Alluvial aquifer: Unconsolidated, stream-deposited sediments, including sand, gravel, silt, and clay, that hold groundwater and yield large amounts of it to wells.
Atrazine: One of the most widely used herbicides in the United States. It is usually applied to kill broadleaf and grassy weeds in crops such as corn and sorghum but also to control weeds along roads and in selected lawns.
Degradate compounds: Chemical compounds produced by the degradation or breakdown of parent compounds by chemical or biochemical processes.
Detected: In chemical analysis, a detected substance is found above the detection limit, which is the lowest quantity that can be confidently distinguished from the absence of that substance (a blank value).
Fungicides: Pesticides used to kill or inhibit fungi or fungal spores.
Herbicides: Pesticides used to kill unwanted plants such as weeds in cultivated crops.
Inorganic constituents: Elements or compounds that are usually of a mineral, not biological, origin.
Insecticides: Pesticides used to kill insects.
Pesticides: Chemical substances used to kill pests such as weeds or insects.

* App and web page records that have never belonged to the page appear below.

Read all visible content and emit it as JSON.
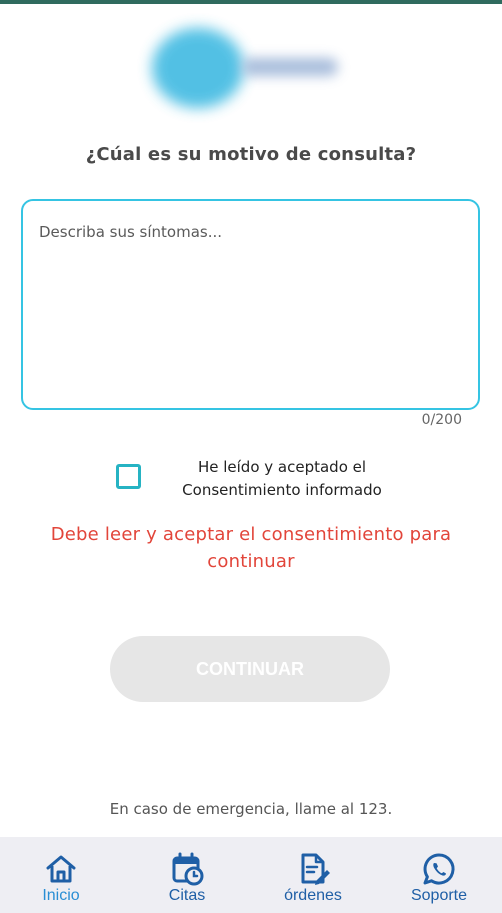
{
  "form": {
    "question": "¿Cúal es su motivo de consulta?",
    "symptoms_placeholder": "Describa sus síntomas...",
    "symptoms_value": "",
    "char_counter": "0/200",
    "consent_label": "He leído y aceptado el Consentimiento informado",
    "consent_checked": false,
    "error_message": "Debe leer y aceptar el consentimiento para continuar",
    "continue_label": "CONTINUAR"
  },
  "footer": {
    "emergency_text": "En caso de emergencia, llame al 123."
  },
  "bottom_nav": {
    "items": [
      {
        "label": "Inicio",
        "icon": "home-icon",
        "active": true
      },
      {
        "label": "Citas",
        "icon": "calendar-clock-icon",
        "active": false
      },
      {
        "label": "órdenes",
        "icon": "document-edit-icon",
        "active": false
      },
      {
        "label": "Soporte",
        "icon": "whatsapp-icon",
        "active": false
      }
    ]
  },
  "colors": {
    "accent_border": "#35c4e3",
    "checkbox": "#26b3c3",
    "error": "#e2453a",
    "nav_label": "#1f5fa6",
    "nav_active": "#2a8ed4",
    "button_disabled": "#e6e6e6"
  }
}
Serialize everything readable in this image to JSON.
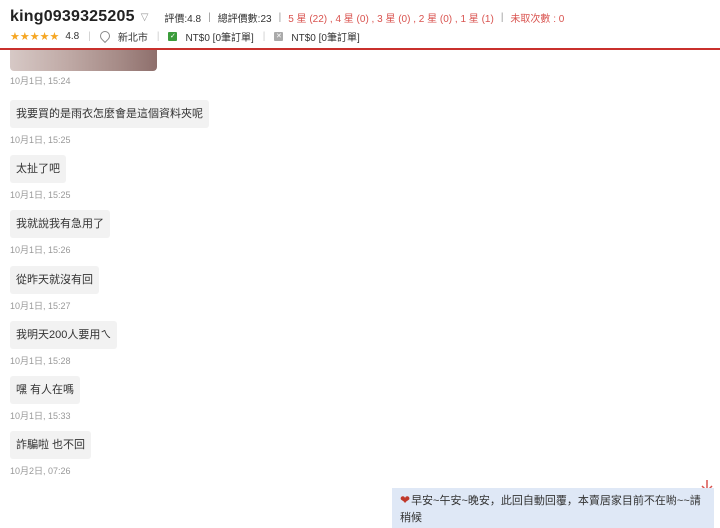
{
  "header": {
    "username": "king0939325205",
    "rating": "評價:4.8",
    "total_ratings": "總評價數:23",
    "breakdown": "5 星 (22) , 4 星 (0) , 3 星 (0) , 2 星 (0) , 1 星 (1)",
    "cancellations": "未取次數 : 0",
    "stars": "★★★★★",
    "score": "4.8",
    "location": "新北市",
    "completed_orders": "NT$0 [0筆訂單]",
    "cancelled_orders": "NT$0 [0筆訂單]",
    "accent_color": "#c9302c"
  },
  "messages": [
    {
      "text": "",
      "time": "10月1日, 15:24"
    },
    {
      "text": "我要買的是雨衣怎麼會是這個資料夾呢",
      "time": "10月1日, 15:25"
    },
    {
      "text": "太扯了吧",
      "time": "10月1日, 15:25"
    },
    {
      "text": "我就說我有急用了",
      "time": "10月1日, 15:26"
    },
    {
      "text": "從昨天就沒有回",
      "time": "10月1日, 15:27"
    },
    {
      "text": "我明天200人要用ㄟ",
      "time": "10月1日, 15:28"
    },
    {
      "text": "嘿 有人在嗎",
      "time": "10月1日, 15:33"
    },
    {
      "text": "詐騙啦 也不回",
      "time": "10月2日, 07:26"
    }
  ],
  "auto_reply": {
    "heart": "❤",
    "text": "早安~午安~晚安，此回自動回覆，本賣居家目前不在喲~~請稍候",
    "background": "#dfe8f6"
  }
}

Polychlorinated biphenyls (PCBs): A class of synthetic organic compounds that were manufactured for use in transformers, coolants, lubricants, and other purposes. PCB production was banned in the 1970s due to the toxicity of most of the compounds.
Synthetic organic compounds: Chemical compounds containing carbon that are generated by industrial manufacturing processes.
Total dissolved solids: The total amount of dissolved substances in water.
Volatile organic compounds: Compounds containing carbon that vaporize easily, some of which can be water contaminants when released from improperly disposed chemicals such as cleaning solvents.
MacDonald, D. D., Ingersoll, C. G., and Berger, T. A., 2000, Development and evaluation of consensus-based sediment quality guidelines for freshwater ecosystems: Archives of Environmental Contamination and Toxicology, v. 39, p. 20-31.
Pitt, R. E., Clark, S., Palmer, K., and Field, R., 1996, Groundwater contamination from stormwater infiltration: Ann Arbor Press, Chelsea, MI.
U.S. Environmental Protection Agency, 2006, 2006 edition of the drinking water standards and health advisories: EPA 822-R-06-013, 15 p.
Vogel, J. R., Majewski, M. S., and Capel, P. D., 2008, Pesticides in rain in four agricultural watersheds in the United States: Journal of Environmental Quality, v. 37, p. 1,101-1,115.
Whittemore, D. O., 2007, Water-quality effects of stormwater runoff into sand pits on ground water in Sedgwick County, Kansas—Phase I: Kansas Geological Survey, Open-File Report 2007-9, http://www.kgs.ku.edu/Hydro/Publications/2007/OFR07_9/index.html.
Whittemore, D. O., 2008, Water-quality effects of stormwater runoff into sand pits on ground water in Sedgwick County, Kansas—Phase II: Kansas Geological Survey, Open-File Report. 2008-4, http://www.kgs.ku.edu/Hydro/Publications/2008/OFR08_4/index.html.